** Data to examine follows **

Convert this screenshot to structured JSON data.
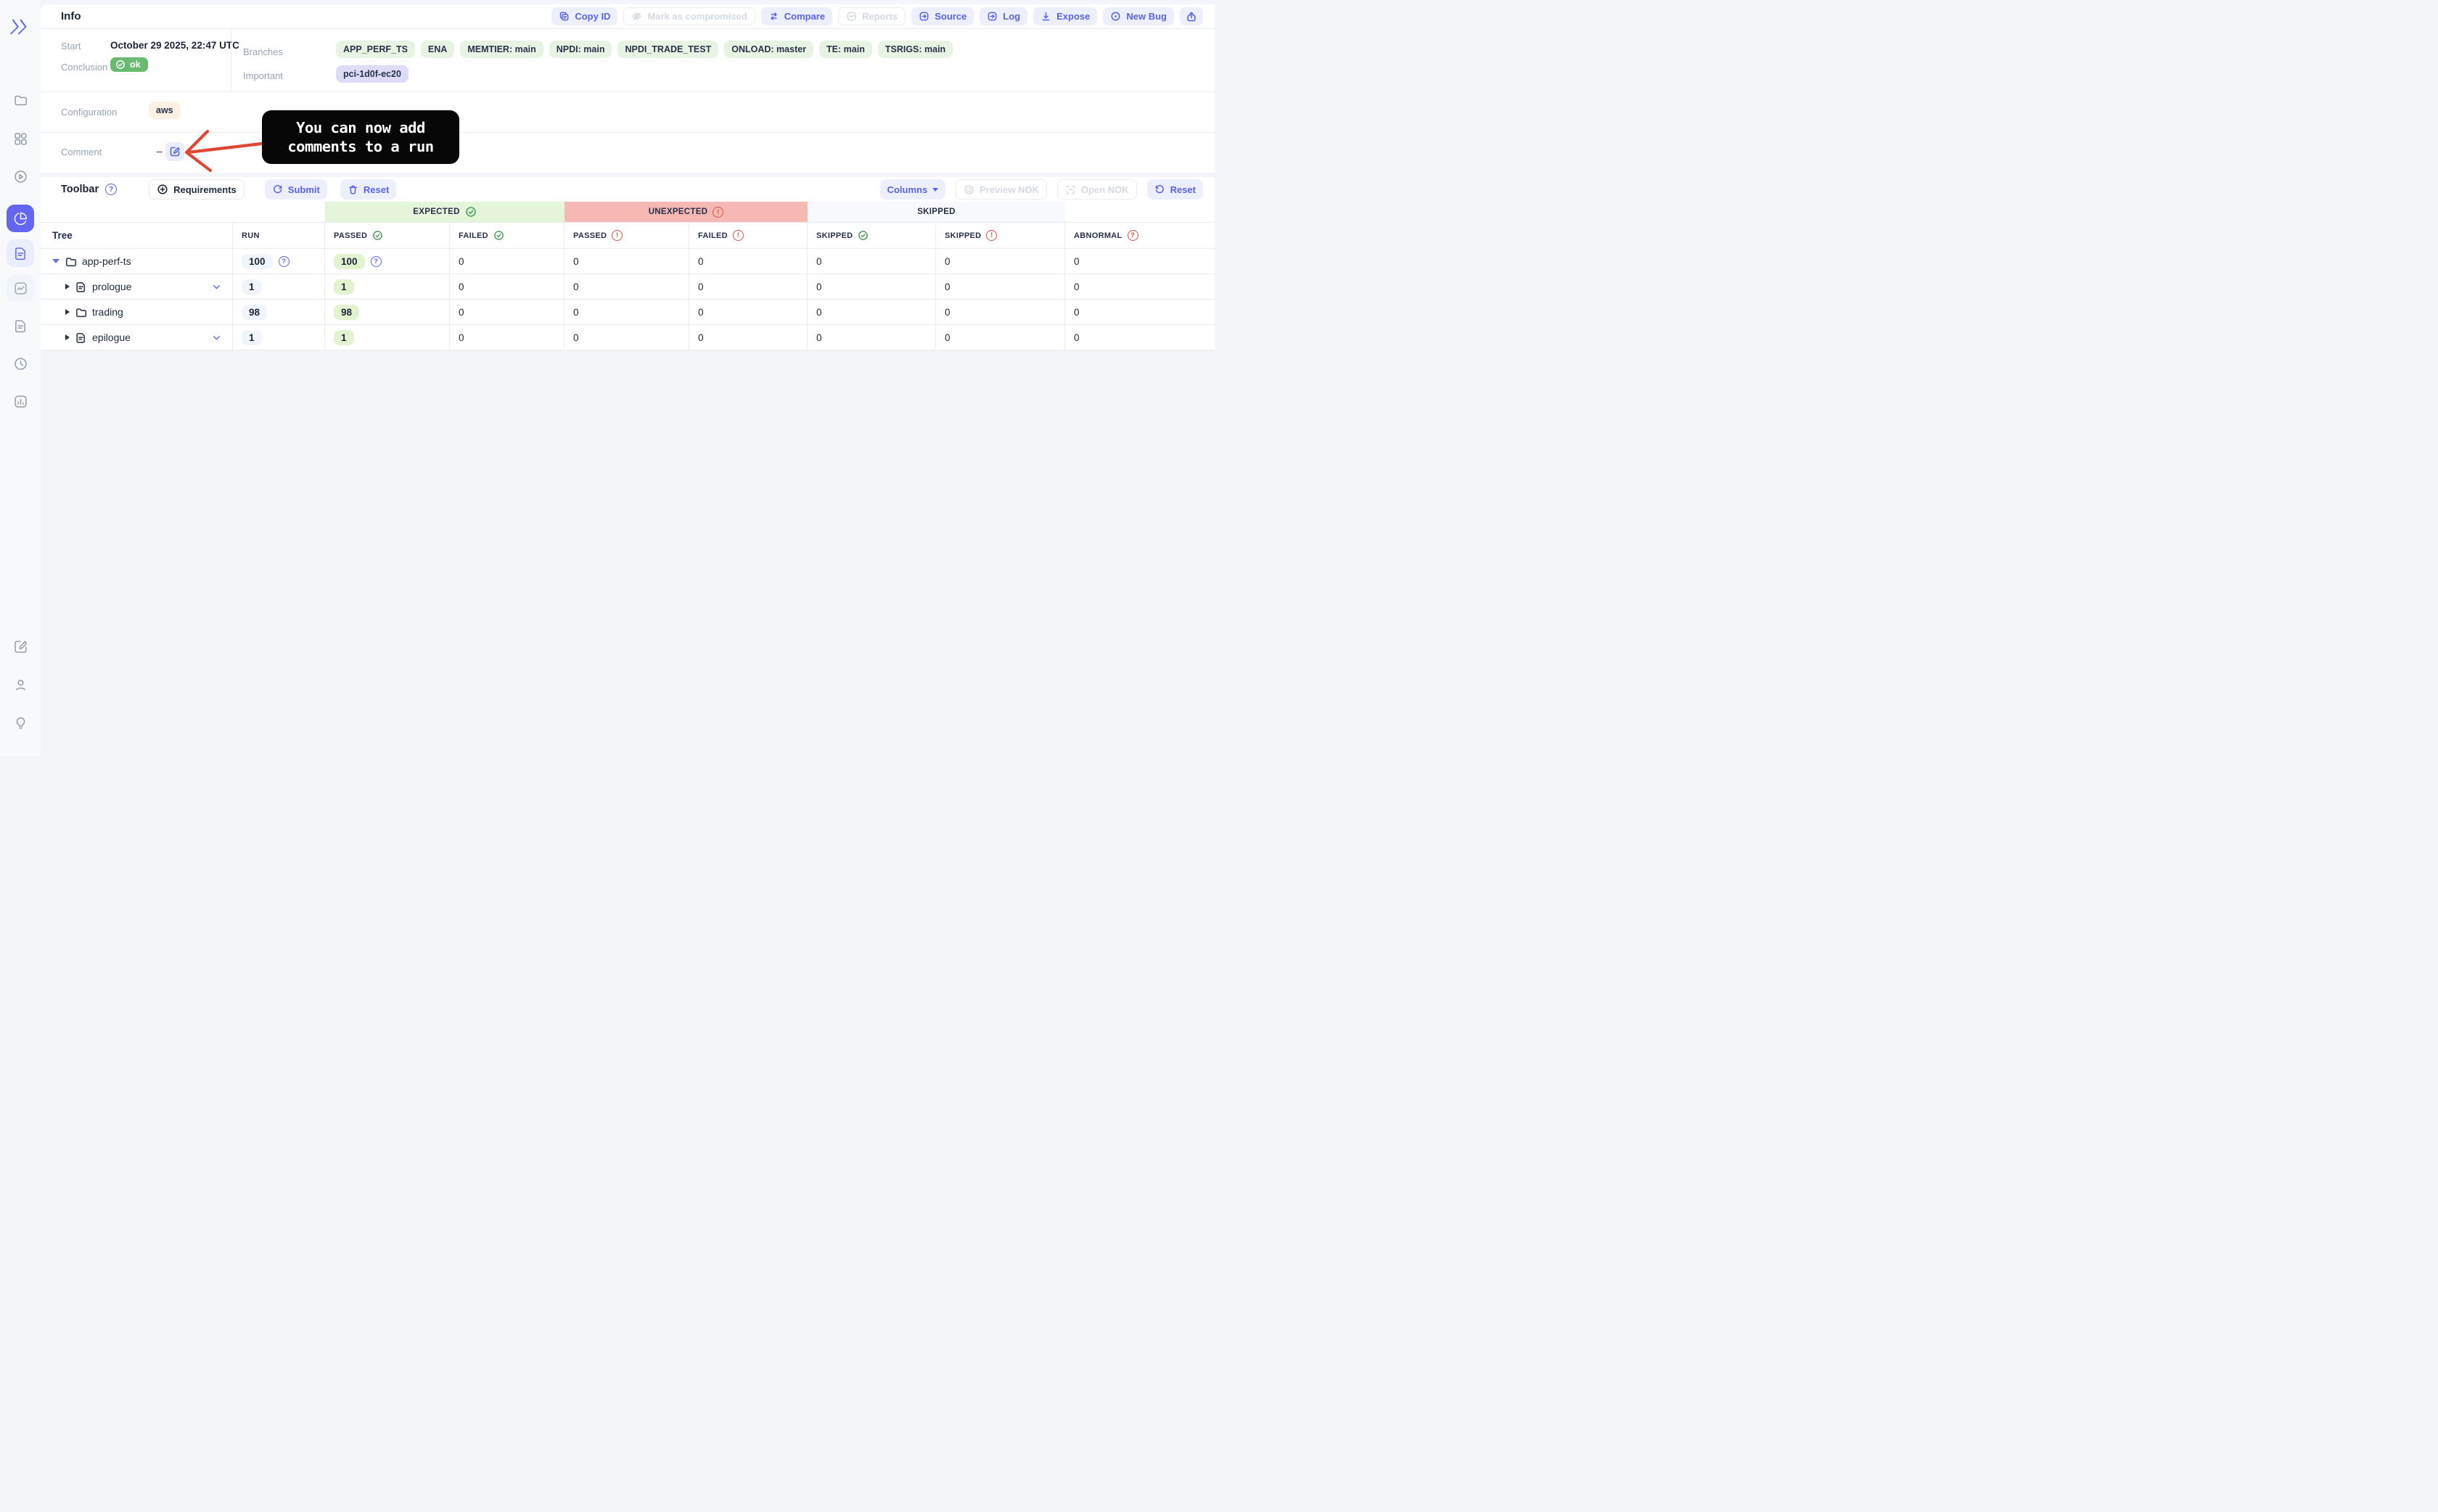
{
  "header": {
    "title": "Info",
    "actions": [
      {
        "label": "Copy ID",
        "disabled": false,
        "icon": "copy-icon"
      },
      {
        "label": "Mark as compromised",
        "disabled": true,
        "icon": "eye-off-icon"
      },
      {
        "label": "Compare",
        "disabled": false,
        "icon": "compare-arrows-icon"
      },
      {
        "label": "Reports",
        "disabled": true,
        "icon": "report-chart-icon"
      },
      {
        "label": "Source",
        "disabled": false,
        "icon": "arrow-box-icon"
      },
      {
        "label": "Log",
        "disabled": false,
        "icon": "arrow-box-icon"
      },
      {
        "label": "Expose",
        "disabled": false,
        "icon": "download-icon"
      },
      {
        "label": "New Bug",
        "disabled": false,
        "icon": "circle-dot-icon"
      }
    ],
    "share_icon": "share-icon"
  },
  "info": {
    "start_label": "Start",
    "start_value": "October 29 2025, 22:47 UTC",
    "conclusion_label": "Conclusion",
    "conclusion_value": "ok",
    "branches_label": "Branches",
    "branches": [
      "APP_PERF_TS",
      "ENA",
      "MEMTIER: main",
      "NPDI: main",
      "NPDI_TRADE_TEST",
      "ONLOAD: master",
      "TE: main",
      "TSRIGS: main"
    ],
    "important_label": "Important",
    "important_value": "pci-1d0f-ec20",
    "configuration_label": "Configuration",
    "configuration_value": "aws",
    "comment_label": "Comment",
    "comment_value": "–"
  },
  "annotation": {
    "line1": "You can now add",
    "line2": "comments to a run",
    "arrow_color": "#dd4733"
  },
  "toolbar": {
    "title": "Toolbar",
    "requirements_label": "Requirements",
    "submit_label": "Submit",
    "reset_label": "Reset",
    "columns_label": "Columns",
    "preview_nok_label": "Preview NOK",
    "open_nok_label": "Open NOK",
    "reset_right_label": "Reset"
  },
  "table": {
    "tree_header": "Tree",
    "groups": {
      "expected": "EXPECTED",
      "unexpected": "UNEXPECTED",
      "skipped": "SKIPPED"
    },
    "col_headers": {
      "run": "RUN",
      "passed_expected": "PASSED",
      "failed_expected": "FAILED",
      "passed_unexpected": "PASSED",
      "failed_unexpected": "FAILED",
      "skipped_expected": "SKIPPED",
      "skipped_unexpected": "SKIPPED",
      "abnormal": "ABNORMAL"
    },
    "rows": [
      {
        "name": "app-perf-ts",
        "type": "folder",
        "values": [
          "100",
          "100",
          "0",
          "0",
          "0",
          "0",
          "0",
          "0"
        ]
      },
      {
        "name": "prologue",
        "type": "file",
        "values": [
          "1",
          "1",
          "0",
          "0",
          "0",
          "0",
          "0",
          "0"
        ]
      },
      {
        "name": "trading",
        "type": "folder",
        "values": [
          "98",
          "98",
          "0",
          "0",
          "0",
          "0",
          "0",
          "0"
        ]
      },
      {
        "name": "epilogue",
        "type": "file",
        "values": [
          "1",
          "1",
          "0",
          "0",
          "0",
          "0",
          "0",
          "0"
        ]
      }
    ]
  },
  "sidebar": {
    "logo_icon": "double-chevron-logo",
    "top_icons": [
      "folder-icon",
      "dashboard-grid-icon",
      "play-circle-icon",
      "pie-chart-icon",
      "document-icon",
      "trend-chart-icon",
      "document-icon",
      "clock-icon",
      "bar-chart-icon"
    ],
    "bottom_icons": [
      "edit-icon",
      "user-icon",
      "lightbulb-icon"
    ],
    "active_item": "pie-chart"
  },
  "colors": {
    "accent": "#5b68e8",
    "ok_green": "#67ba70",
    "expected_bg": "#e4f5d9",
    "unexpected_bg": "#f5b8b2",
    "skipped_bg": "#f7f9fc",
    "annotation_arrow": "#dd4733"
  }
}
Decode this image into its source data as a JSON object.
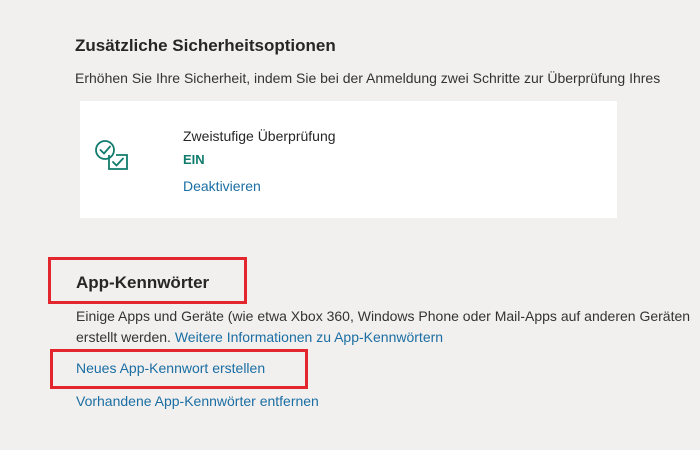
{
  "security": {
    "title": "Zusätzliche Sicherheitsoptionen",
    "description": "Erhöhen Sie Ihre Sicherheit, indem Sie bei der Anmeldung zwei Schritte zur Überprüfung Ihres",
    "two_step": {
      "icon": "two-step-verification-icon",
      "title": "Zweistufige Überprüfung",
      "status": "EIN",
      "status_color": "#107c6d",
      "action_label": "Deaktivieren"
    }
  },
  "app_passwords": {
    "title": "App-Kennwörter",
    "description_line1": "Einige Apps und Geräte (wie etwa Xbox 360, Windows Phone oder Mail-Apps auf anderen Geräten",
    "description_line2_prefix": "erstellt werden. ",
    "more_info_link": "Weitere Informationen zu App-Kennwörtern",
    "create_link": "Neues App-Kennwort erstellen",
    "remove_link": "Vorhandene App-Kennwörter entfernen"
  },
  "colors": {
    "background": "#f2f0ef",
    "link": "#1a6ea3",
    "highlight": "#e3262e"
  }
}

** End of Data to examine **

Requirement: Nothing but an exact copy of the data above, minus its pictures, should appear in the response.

Written reply:
Convert this screenshot to structured JSON data.
{
  "header": {
    "title": "Info",
    "actions": [
      {
        "label": "Copy ID",
        "disabled": false,
        "icon": "copy-icon"
      },
      {
        "label": "Mark as compromised",
        "disabled": true,
        "icon": "eye-off-icon"
      },
      {
        "label": "Compare",
        "disabled": false,
        "icon": "compare-arrows-icon"
      },
      {
        "label": "Reports",
        "disabled": true,
        "icon": "report-chart-icon"
      },
      {
        "label": "Source",
        "disabled": false,
        "icon": "arrow-box-icon"
      },
      {
        "label": "Log",
        "disabled": false,
        "icon": "arrow-box-icon"
      },
      {
        "label": "Expose",
        "disabled": false,
        "icon": "download-icon"
      },
      {
        "label": "New Bug",
        "disabled": false,
        "icon": "circle-dot-icon"
      }
    ],
    "share_icon": "share-icon"
  },
  "info": {
    "start_label": "Start",
    "start_value": "October 29 2025, 22:47 UTC",
    "conclusion_label": "Conclusion",
    "conclusion_value": "ok",
    "branches_label": "Branches",
    "branches": [
      "APP_PERF_TS",
      "ENA",
      "MEMTIER: main",
      "NPDI: main",
      "NPDI_TRADE_TEST",
      "ONLOAD: master",
      "TE: main",
      "TSRIGS: main"
    ],
    "important_label": "Important",
    "important_value": "pci-1d0f-ec20",
    "configuration_label": "Configuration",
    "configuration_value": "aws",
    "comment_label": "Comment",
    "comment_value": "–"
  },
  "annotation": {
    "line1": "You can now add",
    "line2": "comments to a run",
    "arrow_color": "#dd4733"
  },
  "toolbar": {
    "title": "Toolbar",
    "requirements_label": "Requirements",
    "submit_label": "Submit",
    "reset_label": "Reset",
    "columns_label": "Columns",
    "preview_nok_label": "Preview NOK",
    "open_nok_label": "Open NOK",
    "reset_right_label": "Reset"
  },
  "table": {
    "tree_header": "Tree",
    "groups": {
      "expected": "EXPECTED",
      "unexpected": "UNEXPECTED",
      "skipped": "SKIPPED"
    },
    "col_headers": {
      "run": "RUN",
      "passed_expected": "PASSED",
      "failed_expected": "FAILED",
      "passed_unexpected": "PASSED",
      "failed_unexpected": "FAILED",
      "skipped_expected": "SKIPPED",
      "skipped_unexpected": "SKIPPED",
      "abnormal": "ABNORMAL"
    },
    "rows": [
      {
        "name": "app-perf-ts",
        "type": "folder",
        "values": [
          "100",
          "100",
          "0",
          "0",
          "0",
          "0",
          "0",
          "0"
        ]
      },
      {
        "name": "prologue",
        "type": "file",
        "values": [
          "1",
          "1",
          "0",
          "0",
          "0",
          "0",
          "0",
          "0"
        ]
      },
      {
        "name": "trading",
        "type": "folder",
        "values": [
          "98",
          "98",
          "0",
          "0",
          "0",
          "0",
          "0",
          "0"
        ]
      },
      {
        "name": "epilogue",
        "type": "file",
        "values": [
          "1",
          "1",
          "0",
          "0",
          "0",
          "0",
          "0",
          "0"
        ]
      }
    ]
  },
  "sidebar": {
    "logo_icon": "double-chevron-logo",
    "top_icons": [
      "folder-icon",
      "dashboard-grid-icon",
      "play-circle-icon",
      "pie-chart-icon",
      "document-icon",
      "trend-chart-icon",
      "document-icon",
      "clock-icon",
      "bar-chart-icon"
    ],
    "bottom_icons": [
      "edit-icon",
      "user-icon",
      "lightbulb-icon"
    ],
    "active_item": "pie-chart"
  },
  "colors": {
    "accent": "#5b68e8",
    "ok_green": "#67ba70",
    "expected_bg": "#e4f5d9",
    "unexpected_bg": "#f5b8b2",
    "skipped_bg": "#f7f9fc",
    "annotation_arrow": "#dd4733"
  }
}
Decode this image into its source data as a JSON object.
{
  "security": {
    "title": "Zusätzliche Sicherheitsoptionen",
    "description": "Erhöhen Sie Ihre Sicherheit, indem Sie bei der Anmeldung zwei Schritte zur Überprüfung Ihres",
    "two_step": {
      "icon": "two-step-verification-icon",
      "title": "Zweistufige Überprüfung",
      "status": "EIN",
      "status_color": "#107c6d",
      "action_label": "Deaktivieren"
    }
  },
  "app_passwords": {
    "title": "App-Kennwörter",
    "description_line1": "Einige Apps und Geräte (wie etwa Xbox 360, Windows Phone oder Mail-Apps auf anderen Geräten",
    "description_line2_prefix": "erstellt werden. ",
    "more_info_link": "Weitere Informationen zu App-Kennwörtern",
    "create_link": "Neues App-Kennwort erstellen",
    "remove_link": "Vorhandene App-Kennwörter entfernen"
  },
  "colors": {
    "background": "#f2f0ef",
    "link": "#1a6ea3",
    "highlight": "#e3262e"
  }
}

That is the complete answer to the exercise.